▶ [What the task requires]
Search the records for the string "this". Copy each line where it occurs.

Recorded data
--------------------------------------------------
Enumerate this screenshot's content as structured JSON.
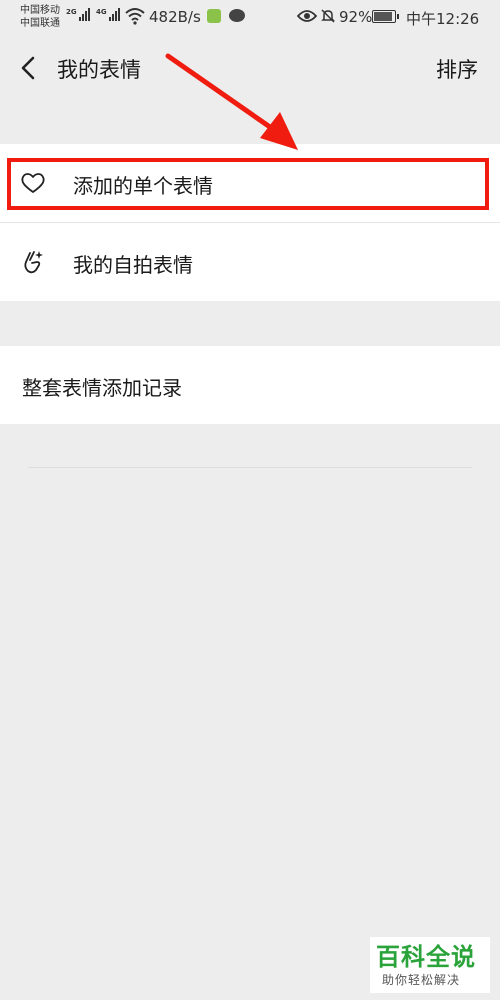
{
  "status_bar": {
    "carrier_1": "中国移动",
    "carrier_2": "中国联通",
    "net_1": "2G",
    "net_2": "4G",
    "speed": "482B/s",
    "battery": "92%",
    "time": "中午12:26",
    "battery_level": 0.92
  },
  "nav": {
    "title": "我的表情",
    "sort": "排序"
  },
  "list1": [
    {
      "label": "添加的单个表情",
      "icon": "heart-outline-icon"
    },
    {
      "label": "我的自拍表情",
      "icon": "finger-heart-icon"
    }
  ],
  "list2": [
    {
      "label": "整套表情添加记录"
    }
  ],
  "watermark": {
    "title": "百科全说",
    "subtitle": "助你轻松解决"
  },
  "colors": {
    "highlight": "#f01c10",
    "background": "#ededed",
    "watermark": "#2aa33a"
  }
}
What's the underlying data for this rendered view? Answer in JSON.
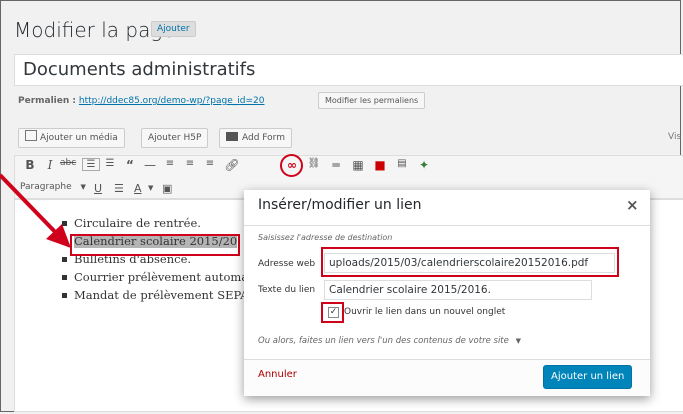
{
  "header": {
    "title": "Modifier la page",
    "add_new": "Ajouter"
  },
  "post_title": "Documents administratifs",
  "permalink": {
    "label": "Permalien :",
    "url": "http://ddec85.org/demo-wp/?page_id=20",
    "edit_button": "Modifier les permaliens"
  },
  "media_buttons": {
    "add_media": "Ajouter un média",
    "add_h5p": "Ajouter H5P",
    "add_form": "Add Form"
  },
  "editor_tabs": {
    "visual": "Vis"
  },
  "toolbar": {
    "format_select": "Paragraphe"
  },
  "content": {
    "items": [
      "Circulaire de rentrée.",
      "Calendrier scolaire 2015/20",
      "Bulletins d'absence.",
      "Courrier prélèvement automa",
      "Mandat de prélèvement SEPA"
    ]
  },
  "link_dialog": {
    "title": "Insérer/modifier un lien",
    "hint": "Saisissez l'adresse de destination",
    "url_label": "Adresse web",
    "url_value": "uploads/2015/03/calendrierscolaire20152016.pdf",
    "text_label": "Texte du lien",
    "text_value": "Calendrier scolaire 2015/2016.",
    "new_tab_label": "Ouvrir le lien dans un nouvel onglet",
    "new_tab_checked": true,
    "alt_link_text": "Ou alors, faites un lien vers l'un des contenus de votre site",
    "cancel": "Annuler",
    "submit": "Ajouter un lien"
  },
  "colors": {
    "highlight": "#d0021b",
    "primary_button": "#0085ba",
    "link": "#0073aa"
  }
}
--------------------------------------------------
▶ [Exercise answer]
Enumerate this screenshot's content as structured JSON.
What's the underlying data for this rendered view? Answer in JSON.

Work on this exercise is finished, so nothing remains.